* _PROVIDED RECORDS_:
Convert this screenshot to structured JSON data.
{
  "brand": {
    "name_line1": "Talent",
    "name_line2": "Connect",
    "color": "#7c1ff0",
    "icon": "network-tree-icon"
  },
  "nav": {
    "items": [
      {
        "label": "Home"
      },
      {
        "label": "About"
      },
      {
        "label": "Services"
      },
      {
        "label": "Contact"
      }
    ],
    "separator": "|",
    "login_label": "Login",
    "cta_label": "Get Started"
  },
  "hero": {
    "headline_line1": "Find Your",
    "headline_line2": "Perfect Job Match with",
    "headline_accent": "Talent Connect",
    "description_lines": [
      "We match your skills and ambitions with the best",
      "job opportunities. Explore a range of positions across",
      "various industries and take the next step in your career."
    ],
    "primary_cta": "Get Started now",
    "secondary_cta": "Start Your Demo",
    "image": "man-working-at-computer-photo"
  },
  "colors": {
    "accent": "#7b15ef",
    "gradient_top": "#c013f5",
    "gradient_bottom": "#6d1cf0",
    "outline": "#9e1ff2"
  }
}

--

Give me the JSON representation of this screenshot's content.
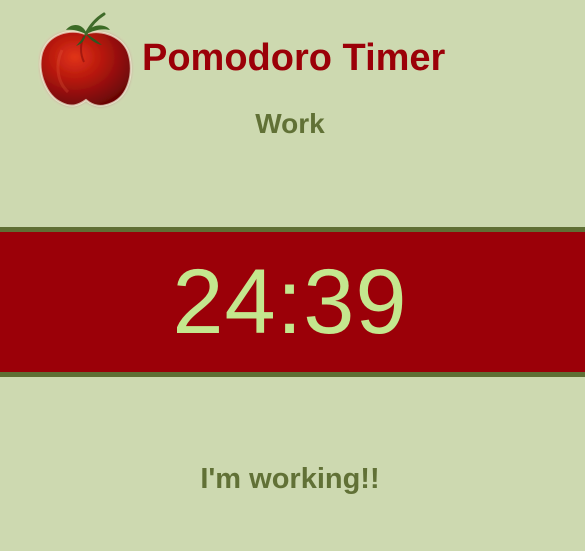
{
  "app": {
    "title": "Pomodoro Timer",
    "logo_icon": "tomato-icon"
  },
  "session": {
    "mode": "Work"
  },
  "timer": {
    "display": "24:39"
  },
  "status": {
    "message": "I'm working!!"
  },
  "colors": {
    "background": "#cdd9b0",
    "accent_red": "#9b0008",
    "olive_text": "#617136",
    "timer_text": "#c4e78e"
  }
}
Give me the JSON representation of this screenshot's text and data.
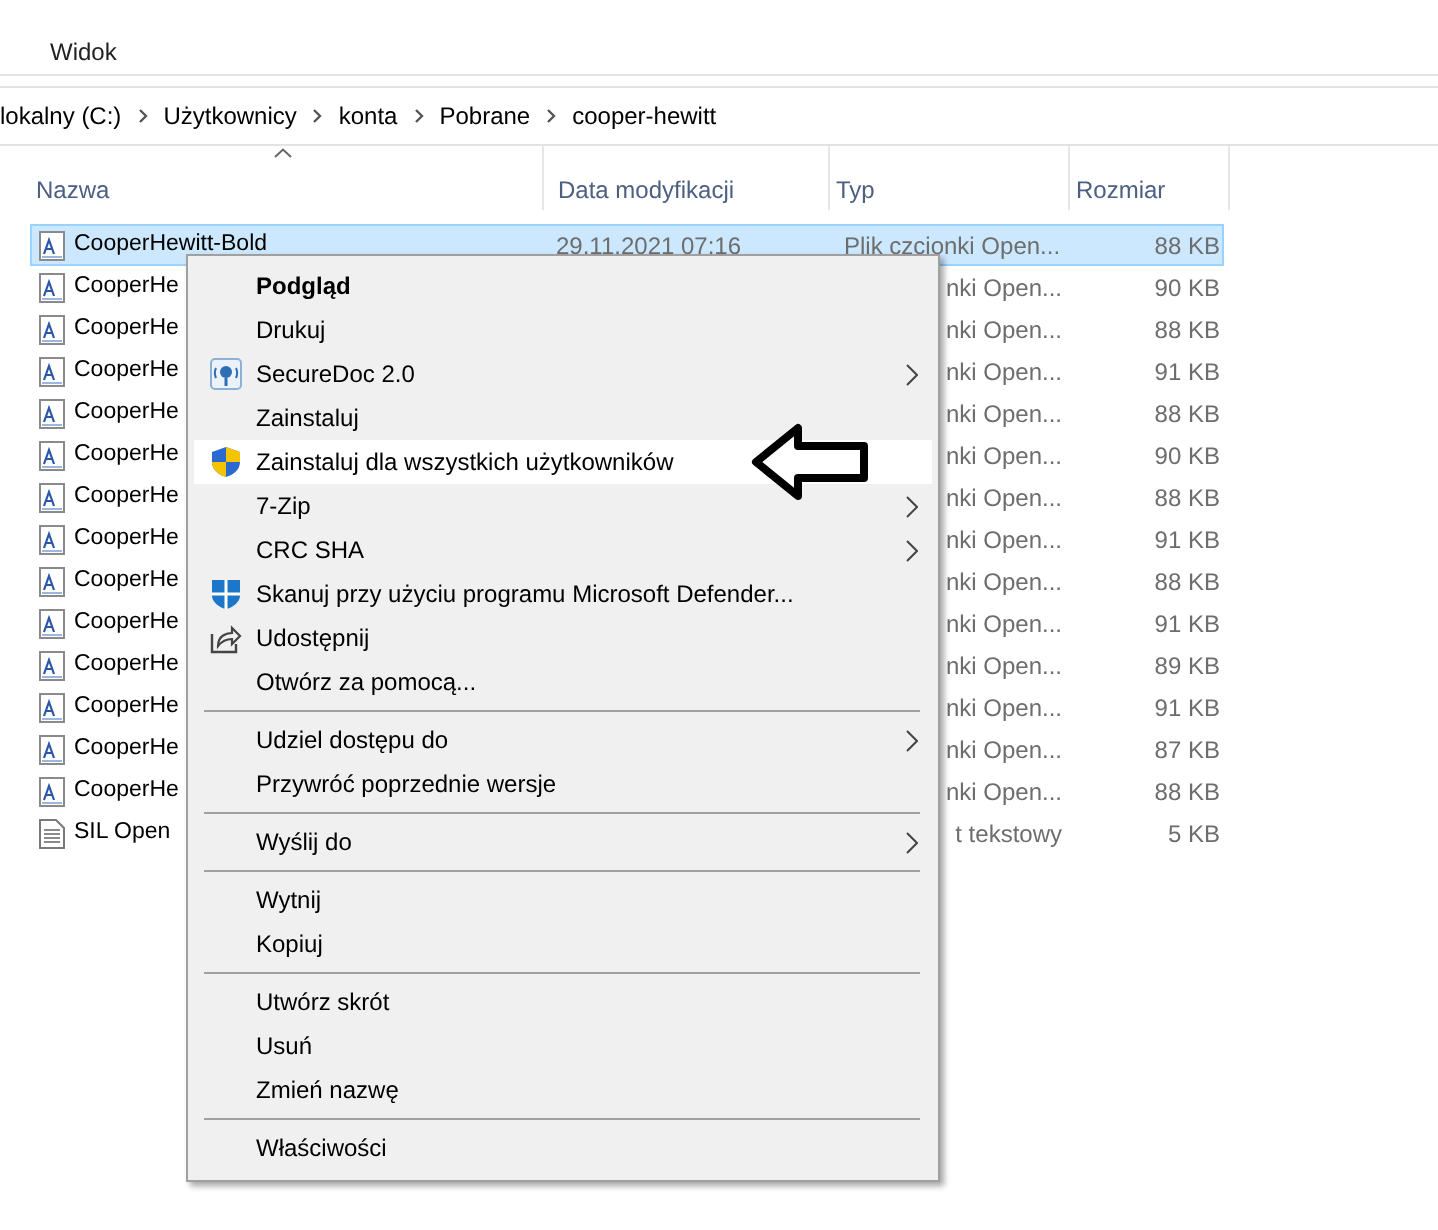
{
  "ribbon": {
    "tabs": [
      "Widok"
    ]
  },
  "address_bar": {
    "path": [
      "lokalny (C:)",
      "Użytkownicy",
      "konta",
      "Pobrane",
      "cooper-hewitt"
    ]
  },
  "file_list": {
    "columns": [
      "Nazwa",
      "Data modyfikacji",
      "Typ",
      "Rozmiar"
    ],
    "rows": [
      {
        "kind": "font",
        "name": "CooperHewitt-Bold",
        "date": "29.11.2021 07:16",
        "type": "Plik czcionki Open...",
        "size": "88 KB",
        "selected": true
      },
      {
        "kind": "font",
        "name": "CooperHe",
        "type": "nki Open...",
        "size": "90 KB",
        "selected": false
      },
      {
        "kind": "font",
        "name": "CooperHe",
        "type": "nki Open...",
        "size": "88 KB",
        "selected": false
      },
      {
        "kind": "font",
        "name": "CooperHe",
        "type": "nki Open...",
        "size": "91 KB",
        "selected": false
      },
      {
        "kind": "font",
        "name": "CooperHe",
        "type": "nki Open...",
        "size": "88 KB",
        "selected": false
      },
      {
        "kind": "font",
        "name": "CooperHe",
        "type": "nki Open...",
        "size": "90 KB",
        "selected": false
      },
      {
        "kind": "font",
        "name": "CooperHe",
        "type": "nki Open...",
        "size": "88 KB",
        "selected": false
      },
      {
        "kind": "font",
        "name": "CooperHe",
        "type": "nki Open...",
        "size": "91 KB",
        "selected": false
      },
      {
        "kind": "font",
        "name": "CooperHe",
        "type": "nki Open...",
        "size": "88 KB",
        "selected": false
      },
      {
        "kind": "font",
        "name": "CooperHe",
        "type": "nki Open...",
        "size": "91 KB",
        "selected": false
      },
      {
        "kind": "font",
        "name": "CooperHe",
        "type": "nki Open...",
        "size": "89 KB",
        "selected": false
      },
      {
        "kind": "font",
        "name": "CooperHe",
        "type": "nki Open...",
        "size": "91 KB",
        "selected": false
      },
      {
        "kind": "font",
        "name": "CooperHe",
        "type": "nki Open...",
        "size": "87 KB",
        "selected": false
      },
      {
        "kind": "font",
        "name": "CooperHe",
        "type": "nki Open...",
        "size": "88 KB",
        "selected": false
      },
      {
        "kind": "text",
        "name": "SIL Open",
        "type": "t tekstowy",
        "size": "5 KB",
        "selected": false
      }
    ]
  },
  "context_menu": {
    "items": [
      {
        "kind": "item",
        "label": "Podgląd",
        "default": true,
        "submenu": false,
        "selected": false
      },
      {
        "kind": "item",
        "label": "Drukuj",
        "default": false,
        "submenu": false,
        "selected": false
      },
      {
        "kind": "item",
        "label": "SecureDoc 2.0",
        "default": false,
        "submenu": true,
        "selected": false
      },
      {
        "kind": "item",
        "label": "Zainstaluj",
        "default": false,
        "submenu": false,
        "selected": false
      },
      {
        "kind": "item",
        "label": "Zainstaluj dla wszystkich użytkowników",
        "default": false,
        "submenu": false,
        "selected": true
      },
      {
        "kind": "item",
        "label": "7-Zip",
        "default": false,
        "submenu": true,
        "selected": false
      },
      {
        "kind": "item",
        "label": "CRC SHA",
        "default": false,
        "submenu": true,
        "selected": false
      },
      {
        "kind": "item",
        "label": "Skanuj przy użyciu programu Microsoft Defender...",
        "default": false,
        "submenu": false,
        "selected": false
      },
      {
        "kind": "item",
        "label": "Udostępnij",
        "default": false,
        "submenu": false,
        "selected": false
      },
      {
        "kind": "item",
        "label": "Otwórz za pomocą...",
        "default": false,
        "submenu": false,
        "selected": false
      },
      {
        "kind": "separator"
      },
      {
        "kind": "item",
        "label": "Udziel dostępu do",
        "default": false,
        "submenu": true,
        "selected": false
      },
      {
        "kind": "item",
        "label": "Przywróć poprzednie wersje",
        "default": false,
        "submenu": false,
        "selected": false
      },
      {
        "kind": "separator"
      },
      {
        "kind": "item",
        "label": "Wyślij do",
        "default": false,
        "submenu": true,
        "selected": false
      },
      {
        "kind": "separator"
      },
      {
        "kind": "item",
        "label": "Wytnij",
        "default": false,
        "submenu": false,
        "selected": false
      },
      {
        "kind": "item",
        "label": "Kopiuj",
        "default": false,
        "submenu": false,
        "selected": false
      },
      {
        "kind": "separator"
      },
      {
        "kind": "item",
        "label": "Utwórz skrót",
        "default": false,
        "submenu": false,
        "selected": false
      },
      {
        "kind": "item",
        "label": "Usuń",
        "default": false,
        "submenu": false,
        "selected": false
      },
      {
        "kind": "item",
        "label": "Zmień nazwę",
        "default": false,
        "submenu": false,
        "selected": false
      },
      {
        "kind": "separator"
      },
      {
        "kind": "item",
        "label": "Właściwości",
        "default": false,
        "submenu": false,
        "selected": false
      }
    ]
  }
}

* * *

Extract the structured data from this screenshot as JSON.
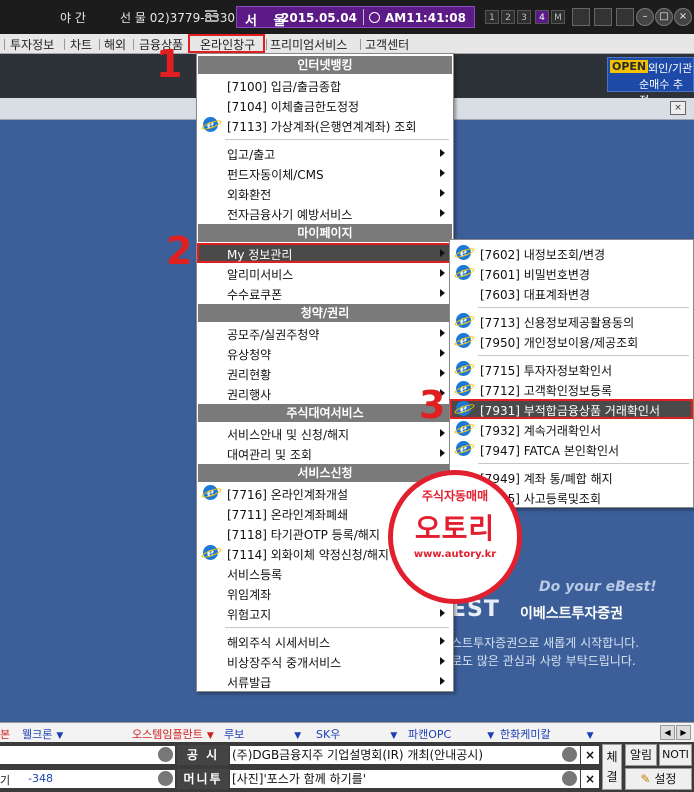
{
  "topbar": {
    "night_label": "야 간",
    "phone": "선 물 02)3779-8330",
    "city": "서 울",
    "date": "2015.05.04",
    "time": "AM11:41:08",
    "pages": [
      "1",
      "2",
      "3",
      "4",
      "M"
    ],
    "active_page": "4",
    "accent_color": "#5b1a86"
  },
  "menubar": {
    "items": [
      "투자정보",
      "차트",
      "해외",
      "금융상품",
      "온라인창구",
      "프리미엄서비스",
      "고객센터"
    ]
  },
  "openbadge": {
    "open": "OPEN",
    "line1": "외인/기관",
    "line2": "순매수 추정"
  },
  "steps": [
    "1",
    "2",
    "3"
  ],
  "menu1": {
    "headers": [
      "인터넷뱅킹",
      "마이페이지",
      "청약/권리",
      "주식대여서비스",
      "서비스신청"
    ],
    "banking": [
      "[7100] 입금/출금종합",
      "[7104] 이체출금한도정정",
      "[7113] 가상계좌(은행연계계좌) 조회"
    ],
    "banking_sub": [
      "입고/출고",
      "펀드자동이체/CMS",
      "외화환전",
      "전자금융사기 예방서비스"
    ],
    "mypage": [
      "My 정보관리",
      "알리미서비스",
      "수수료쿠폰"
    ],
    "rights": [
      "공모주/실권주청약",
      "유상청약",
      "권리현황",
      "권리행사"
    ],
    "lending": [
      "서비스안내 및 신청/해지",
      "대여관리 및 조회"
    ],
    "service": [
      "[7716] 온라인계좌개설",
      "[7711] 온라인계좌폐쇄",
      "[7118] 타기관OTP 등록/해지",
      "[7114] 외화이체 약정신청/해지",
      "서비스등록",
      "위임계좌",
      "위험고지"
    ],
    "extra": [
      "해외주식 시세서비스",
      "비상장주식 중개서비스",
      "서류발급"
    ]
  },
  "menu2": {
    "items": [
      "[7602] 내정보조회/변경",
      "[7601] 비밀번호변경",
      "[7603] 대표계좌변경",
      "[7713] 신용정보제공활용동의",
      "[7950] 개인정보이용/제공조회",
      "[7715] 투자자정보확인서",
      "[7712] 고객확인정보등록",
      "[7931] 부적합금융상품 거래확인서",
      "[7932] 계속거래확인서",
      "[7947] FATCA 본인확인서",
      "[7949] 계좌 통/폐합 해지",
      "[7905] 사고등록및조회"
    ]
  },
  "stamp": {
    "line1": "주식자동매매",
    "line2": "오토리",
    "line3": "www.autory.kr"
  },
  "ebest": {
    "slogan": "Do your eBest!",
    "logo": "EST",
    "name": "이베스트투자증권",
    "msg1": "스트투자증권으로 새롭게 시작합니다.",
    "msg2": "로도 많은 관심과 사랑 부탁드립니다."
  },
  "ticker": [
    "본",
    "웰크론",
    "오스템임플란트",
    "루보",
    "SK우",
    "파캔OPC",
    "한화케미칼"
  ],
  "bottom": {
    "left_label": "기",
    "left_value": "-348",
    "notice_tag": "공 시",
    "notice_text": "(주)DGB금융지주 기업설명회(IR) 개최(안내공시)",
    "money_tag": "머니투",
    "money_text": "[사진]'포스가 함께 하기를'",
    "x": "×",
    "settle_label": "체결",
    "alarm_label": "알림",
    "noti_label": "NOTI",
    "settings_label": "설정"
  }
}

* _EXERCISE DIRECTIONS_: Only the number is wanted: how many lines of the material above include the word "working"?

* _TASK ANSWER_: 2